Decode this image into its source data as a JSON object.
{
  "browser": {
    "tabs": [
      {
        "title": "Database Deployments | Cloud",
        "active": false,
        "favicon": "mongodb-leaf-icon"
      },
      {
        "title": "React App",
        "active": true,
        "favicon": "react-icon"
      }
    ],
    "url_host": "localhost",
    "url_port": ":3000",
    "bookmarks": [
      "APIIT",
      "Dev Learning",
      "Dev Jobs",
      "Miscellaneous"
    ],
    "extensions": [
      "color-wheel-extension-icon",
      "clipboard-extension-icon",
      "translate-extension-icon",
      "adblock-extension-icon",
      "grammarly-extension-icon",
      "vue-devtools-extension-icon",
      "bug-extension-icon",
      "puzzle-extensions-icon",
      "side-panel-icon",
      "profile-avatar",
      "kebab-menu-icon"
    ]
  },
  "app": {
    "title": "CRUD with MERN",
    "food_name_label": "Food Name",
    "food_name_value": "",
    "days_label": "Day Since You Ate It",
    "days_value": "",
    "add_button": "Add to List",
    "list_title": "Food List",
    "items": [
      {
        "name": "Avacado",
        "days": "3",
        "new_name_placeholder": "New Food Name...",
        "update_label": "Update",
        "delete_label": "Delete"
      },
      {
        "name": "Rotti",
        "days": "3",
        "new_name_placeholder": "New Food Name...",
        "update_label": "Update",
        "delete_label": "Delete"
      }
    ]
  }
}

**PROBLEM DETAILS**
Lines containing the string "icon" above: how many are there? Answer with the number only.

**OUTPUT BELOW**
12